Our team of medical experts are ready to help

Your questions answered


Nick asked...

Tags: injury , sports

I pulled my hamstring quite bad running the 100m sprint in a competitive race (bear in mind im 14) on July 7th. For at least a week and a half I found trouble walking, and it slowly started to get better. But recently i can run around 60% but I feel scared trying anymore, as I am always tweaking it therefore starting the pain again. When will the injury be fully healed? Is there anything I can do to speed up the process? Any other insight?

  • mother-thermometer-doctor-at-hand

    Do you need to see a GP ASAP?

     

    Would you like to speak with a doctor by video or phone at a time that suits you?

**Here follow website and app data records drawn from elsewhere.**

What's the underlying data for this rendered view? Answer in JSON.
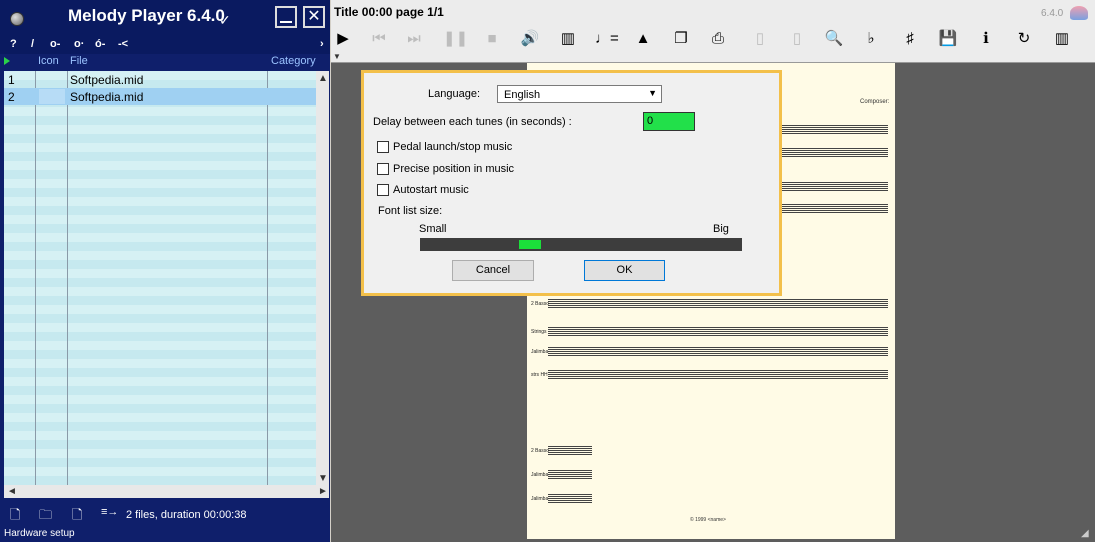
{
  "app": {
    "title": "Melody Player 6.4.0",
    "check_glyph": "✓",
    "minimize_icon": "minimize-icon",
    "close_glyph": "✕",
    "tool_icons": [
      "?",
      "/",
      "o-",
      "o·",
      "ó-",
      "-<"
    ],
    "tool_chevron": "›"
  },
  "playlist": {
    "columns": [
      "Icon",
      "File",
      "Category"
    ],
    "rows": [
      {
        "num": "1",
        "file": "Softpedia.mid",
        "selected": false
      },
      {
        "num": "2",
        "file": "Softpedia.mid",
        "selected": true
      }
    ],
    "scroll_up": "▲",
    "scroll_down": "▼",
    "scroll_left": "◄",
    "scroll_right": "►"
  },
  "footer": {
    "icons": [
      "add-file-icon",
      "add-folder-icon",
      "remove-file-icon",
      "sort-icon"
    ],
    "icon_glyphs": [
      "🗋",
      "🗀",
      "🗋",
      "≡→"
    ],
    "info": "2 files, duration 00:00:38",
    "status": "Hardware setup"
  },
  "document": {
    "title": "Title 00:00 page 1/1",
    "version": "6.4.0",
    "composer": "Composer:",
    "copyright": "© 1999 <name>",
    "instruments": [
      "2 Basso",
      "Strings",
      "Jalimba",
      "strs HH",
      "2 Basso",
      "Jalimba",
      "Jalimba"
    ]
  },
  "toolbar": {
    "buttons": [
      {
        "name": "play-button",
        "glyph": "▶",
        "dim": false
      },
      {
        "name": "previous-button",
        "glyph": "⏮",
        "dim": true
      },
      {
        "name": "next-button",
        "glyph": "⏭",
        "dim": true
      },
      {
        "name": "pause-button",
        "glyph": "❚❚",
        "dim": true
      },
      {
        "name": "stop-button",
        "glyph": "■",
        "dim": true
      },
      {
        "name": "volume-button",
        "glyph": "🔊",
        "dim": false
      },
      {
        "name": "mixer-button",
        "glyph": "▥",
        "dim": false
      },
      {
        "name": "tempo-button",
        "glyph": "♩=",
        "dim": false
      },
      {
        "name": "metronome-button",
        "glyph": "▲",
        "dim": false
      },
      {
        "name": "copy-button",
        "glyph": "❐",
        "dim": false
      },
      {
        "name": "print-button",
        "glyph": "⎙",
        "dim": false
      },
      {
        "name": "page-prev-button",
        "glyph": "▯",
        "dim": true
      },
      {
        "name": "page-next-button",
        "glyph": "▯",
        "dim": true
      },
      {
        "name": "zoom-button",
        "glyph": "🔍",
        "dim": false
      },
      {
        "name": "flat-key-button",
        "glyph": "♭",
        "dim": false
      },
      {
        "name": "transpose-button",
        "glyph": "♯",
        "dim": false
      },
      {
        "name": "save-button",
        "glyph": "💾",
        "dim": false
      },
      {
        "name": "info-button",
        "glyph": "ℹ",
        "dim": false
      },
      {
        "name": "refresh-button",
        "glyph": "↻",
        "dim": false
      },
      {
        "name": "piano-button",
        "glyph": "▥",
        "dim": false
      }
    ]
  },
  "dialog": {
    "language_label": "Language:",
    "language_value": "English",
    "language_chevron": "▼",
    "delay_label": "Delay between each tunes (in seconds) :",
    "delay_value": "0",
    "options": [
      "Pedal launch/stop music",
      "Precise position in music",
      "Autostart music"
    ],
    "font_size_label": "Font list size:",
    "small_label": "Small",
    "big_label": "Big",
    "font_size_level": 0.33,
    "cancel_label": "Cancel",
    "ok_label": "OK"
  },
  "colors": {
    "panel_bg": "#0f1f6b",
    "list_row_a": "#d6f1f4",
    "list_row_b": "#c6e9ef",
    "selected_row": "#9fd0f2",
    "dialog_border": "#f3c04a",
    "input_green": "#22e04a",
    "slider_track": "#3d3d3d",
    "slider_thumb": "#1be03a"
  }
}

    Our Doctor@Hand service, delivered by Doctor Care Anywhere, is available on a pay-as-you-go basis with prices starting at just £60 per consultation*.

    Quote AXA20 to receive a 20% discount. (* Prices subject to change.)

The Answer

Hamstring tears are common in those who take part in sports which require sudden bursts of sprinting speed. When running, the hamstring muscles at the back of the thigh flex the knee and the quadriceps at the front straighten the leg. It only takes a slight in-coordination in these two major muscle groups which are working to maximal capacity during sprinting to cause a tear in the hamstring.
The amount of time it will take to fully recover from such an injury will depend on the degree of the tear in the muscle. A minor sprain may only last a week or so whereas a larger tear could take many months to heal properly. On average about six weeks is needed to allow the muscle to heal to a degree where it can cope with the stresses of fast running. Rehabilitation work in the form of stretching and strengthening can usually take place after a couple of weeks but recovery needs to be gradual and progressive to avoid further injury. The key is to get the right balance of strength and coordination of the hamstrings and quadriceps muscle groups.
If you are still feeling twinges in the hamstrings when running, then you are not ready for full sprinting. A sport physiotherapist will be able to do a biomechanical assessment which will allow you to focus on areas of tightness and muscle imbalance. This will allow you to recover but also help prevent this becoming a recurring injury.

Answered by Dr. A Wright.

 

You may also be interested in...

General self help tips for pain

Interactive body map

Your guide to common sporting injuries

Newsletter sign up


Sign up to our monthly better health newsletter to receive updates on our latest health and wellbeing articles.


Sign up to newsletter